But, just like all front-line civil servants, we are exposed to the capricious and sometimes vindictive wishes of the populous. We have our job security because without it, we could not be effective.

But I did well on my SATs because I had parents who weren't willing to let me do poorly. They paid for special intensive classes. My 1340 was as much the result of money as it was the result of brains. Were yours so different?

And a special but for those of us who willingly work in places like Watts:

But without us, our country may never be able to recover from the damage that's been done by years of social and political neglect.

As we are seeing on the national and international scale right now with the Occupy Movement, the social contract that bind a people and their government has frayed in the middle class.

But there isn't an Occupy Watts because in Watts and neighborhoods and communities like it around the country, the social contract has already snapped. It was ripped asunder generations ago in a massive display of frustration and instead of being renewed, it was replaced with a simple detente.

For most of the rest of us, this detente has been easy to mistake for renewal, but it is not.

But the students I see everyday don't make that mistake. The children of the detente are not raised in a world where government provides safety and ensures the ability of its citizens to exercise the rights endowed to them by their creator. The children of the detente are raised to see authority with a skepticism that many of the middle class have only learned to adopt later in life and with a cynicism that is heartbreaking.

In the detente, social services are often viewed as entitlements instead of a leg up because in the detente, there is no easy foothold.

In the detente there is no Officer Friendly.

In the detente, the assumption is that teachers and social workers hate their jobs.

In the detente, nobody chooses to be a lifer.

But if we are ever to renew the contract with the urban poor, it is going to be the teachers, police, and social workers that do it. It certainly won't be politicians or Ph.Ds.

And unless the contract is renewed, the libertarian/conservative dream world where opportunity is a choice for all will never come to fruition.
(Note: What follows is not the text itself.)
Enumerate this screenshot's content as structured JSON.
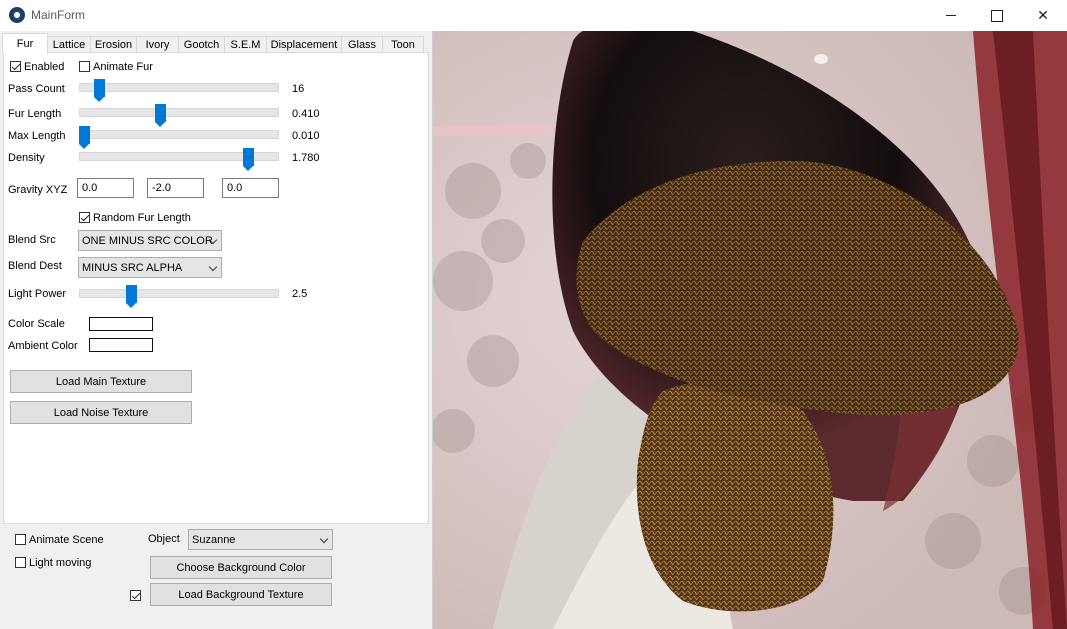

With this in mind, I ask that you, Drs. Richwine and Biggs, reflect for a moment. If we are dumb and overpaid, then we should not be entrusted with the daily diplomacy necessary for renegotiating a broken social contract between a betrayed people and the government they believe has betrayed them.

Maybe you, good Doctors, and your friends at Heritage should be the ones who must always keep in mind that every negative interaction you have during the course of your day while you attempt to do good is a concrete confirmation of hopelessness.

Maybe you should be the ones to inspire change in bad habits that were years in the making. Our students are often a bundled soft core of fear and hurt wrapped in a cage of steel and covered with a soft, thin, skin, and I must warn you that you need to be careful on your approach because piercing skin means hitting steel.

But maybe you would be better suited to unbuckle the taught steel that has been forged inside our students by crime, poverty, hopelessness and the deep belief that nobody cares about them.

Maybe you will be willing to take the time to dismantle the metal-hard shields through long-term, honest, earnest, relationships.

Maybe you would better suited to the burden of knowing that if you make a promise, if you create an opening into the hurt underneath, that you had better be there to see it through or you will have destroyed an opportunity to heal a child and the country in which you both live.

Maybe you would be a better representative of the state than me and my colleagues who are dumb.

Maybe you know a better way to convince a child that the American Promise hasn't been broken.

But unless you are willing to unleash the power of your naturally high SAT scores to help us, you should probably shut the fuck up.